“I have this conversation all the time when people are like, ‘Should you be using Livescope or should you be fishing with barbed hooks or should you be doing this and that?” Siemens says. “If you’re a fisherman, you love setting the hook and you’re putting a hook into a fish’s face. If you’re worried about the wellbeing of the fish and that’s above everything else, well, you shouldn’t be fishing. You should be snorkeling or scuba diving with them.”
He doesn’t hold the same reservations.
“I do like hooking them. I like tricking them, all that stuff,” Siemens says. “So for me, it’s just like at the bigger picture: Yes, Livescope is going to catch you more fish. Yes, using a drone is going to catch you more fish. But then we have to go back to the basics and make sure people are educated on fish handling. I’m trying to keep that fish out of the water less than 30 seconds, I’m trying to keep him in the net whenever I’m unhooking him. I’m trying to hold him in a way that isn’t compromising anything.”
It’s also fundamentally different than hunting for those reasons, he says: “I don’t think drones will ever be outlawed for fishing because at the end of the day, you still have the option to catch and release that fish. Drones and hunting, there’s no catch and release. You shoot the animal and the game’s over.”
Legislators seem to have identified this difference as well. Colorado passed its ban on the use of drones for hunting and scouting in 2013. Montana and North Carolina passed theirs in 2014. The movement spread, and an additional 14 states passed similar bans shortly thereafter.
Siemens doesn’t see any utility in placing baits or lures via drone, but there have been several times when he’s used a drone to locate fish when they were otherwise unable to. He saw that as a clever solution to a tricky angling problem.
“Most of my flying is out in the middle of nowhere or a fly-in fishing lodge, trying to get scenery shots,” he says. “But there are times, two times specifically, where [drones] have come in handy: redfish in Louisiana and pike in Northern Saskatchewan—just for those situations where seeing the fish is everything.

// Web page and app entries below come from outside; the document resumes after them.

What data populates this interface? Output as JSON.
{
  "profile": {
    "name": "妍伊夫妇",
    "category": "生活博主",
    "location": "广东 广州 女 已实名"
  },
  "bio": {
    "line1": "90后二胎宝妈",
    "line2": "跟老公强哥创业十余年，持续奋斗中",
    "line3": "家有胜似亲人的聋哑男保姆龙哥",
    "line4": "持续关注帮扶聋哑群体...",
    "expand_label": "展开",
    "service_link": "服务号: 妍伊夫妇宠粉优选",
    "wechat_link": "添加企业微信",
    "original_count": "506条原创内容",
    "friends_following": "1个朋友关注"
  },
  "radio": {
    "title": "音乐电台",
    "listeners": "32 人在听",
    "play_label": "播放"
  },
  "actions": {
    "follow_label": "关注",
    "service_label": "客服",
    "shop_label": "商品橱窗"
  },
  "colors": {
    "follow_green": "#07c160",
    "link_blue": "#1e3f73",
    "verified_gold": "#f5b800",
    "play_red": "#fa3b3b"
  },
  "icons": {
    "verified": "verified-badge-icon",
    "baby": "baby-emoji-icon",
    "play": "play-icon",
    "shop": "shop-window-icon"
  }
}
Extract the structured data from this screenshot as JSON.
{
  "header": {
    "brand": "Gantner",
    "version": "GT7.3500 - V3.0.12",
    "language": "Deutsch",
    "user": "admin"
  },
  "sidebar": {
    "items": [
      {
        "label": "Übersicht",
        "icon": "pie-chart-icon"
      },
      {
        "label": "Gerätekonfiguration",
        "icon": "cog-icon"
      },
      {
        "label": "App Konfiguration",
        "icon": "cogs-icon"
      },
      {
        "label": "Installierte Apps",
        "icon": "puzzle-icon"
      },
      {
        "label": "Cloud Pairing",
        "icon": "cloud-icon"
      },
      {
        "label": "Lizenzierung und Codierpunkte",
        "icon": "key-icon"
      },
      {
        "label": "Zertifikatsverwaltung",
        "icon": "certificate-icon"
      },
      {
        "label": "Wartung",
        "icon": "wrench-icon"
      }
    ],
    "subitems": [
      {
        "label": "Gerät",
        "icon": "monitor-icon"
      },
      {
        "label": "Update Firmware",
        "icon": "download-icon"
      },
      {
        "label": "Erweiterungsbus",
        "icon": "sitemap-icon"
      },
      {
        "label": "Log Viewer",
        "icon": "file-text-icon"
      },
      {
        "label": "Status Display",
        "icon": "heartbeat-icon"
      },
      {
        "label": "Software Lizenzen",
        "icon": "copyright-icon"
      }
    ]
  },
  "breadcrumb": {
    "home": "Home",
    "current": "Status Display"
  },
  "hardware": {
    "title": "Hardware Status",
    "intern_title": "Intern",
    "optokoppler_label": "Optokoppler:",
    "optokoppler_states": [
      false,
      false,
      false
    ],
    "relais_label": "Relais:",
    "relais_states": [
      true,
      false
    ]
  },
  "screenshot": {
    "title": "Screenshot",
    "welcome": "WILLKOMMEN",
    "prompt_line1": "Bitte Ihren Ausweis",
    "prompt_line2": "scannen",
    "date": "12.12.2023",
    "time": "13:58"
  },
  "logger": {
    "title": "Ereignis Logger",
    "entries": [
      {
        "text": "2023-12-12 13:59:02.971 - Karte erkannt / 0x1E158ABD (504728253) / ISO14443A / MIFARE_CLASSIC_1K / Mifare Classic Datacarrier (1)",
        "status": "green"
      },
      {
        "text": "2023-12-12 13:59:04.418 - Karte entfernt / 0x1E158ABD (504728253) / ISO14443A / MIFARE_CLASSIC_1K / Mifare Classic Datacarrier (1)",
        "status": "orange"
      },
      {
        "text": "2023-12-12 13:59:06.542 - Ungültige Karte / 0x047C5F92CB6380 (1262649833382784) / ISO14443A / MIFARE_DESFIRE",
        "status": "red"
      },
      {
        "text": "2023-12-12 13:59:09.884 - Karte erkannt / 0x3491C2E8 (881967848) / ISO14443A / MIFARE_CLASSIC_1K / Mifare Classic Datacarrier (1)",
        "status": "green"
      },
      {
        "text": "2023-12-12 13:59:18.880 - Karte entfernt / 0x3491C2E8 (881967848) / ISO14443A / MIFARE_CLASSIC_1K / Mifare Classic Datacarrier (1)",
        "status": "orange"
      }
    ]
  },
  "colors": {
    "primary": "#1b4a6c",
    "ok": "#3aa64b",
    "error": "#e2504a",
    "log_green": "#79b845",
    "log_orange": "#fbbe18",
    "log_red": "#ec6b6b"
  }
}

And then you go over to the fish and are able to cast at it.”
But he says that finding the fish has, and always will be, only half the battle.
“It still takes a level of skill to fly a drone. At the end of the day, with all of this technology, I have seen fish on drone and on Livescope that I am not able to catch with live bait. They’re just not gonna bite. And you can’t force that fish to bite.”
He’s worried this fair-chase nuance between hunting and fishing in this context may be lost on some lawmakers and anglers. He doesn’t want to lose the privilege to operate his drone and share the vivid landscapes he travels to, but he is open to more, clearer boundaries being set on UAV use.
Tim Brass, field operations and state policy director for Backcountry Hunters and Anglers, was involved with many of the state efforts to ban drones for hunting and scouting. But he agrees that there are differences between hunting and fishing when it comes to this tech.
“While there’s maybe not as much of a fair chase history or movement with fishing as there is with hunting, I think ultimately it comes down to taking a look at why people are out in the field hunting or fishing,” Brass says. “I think the vast majority of folks are out there for connection to nature and to experience the challenge. [But] I think the line for fishing is maybe a little bit more nebulous than hunting at times.”
Plus, people’s opinions change as new technology becomes normalized.
“I have an uncle that has a Livescope,” Brass says. “He even believes that it’s cheating and should have been banned. But now he has one.”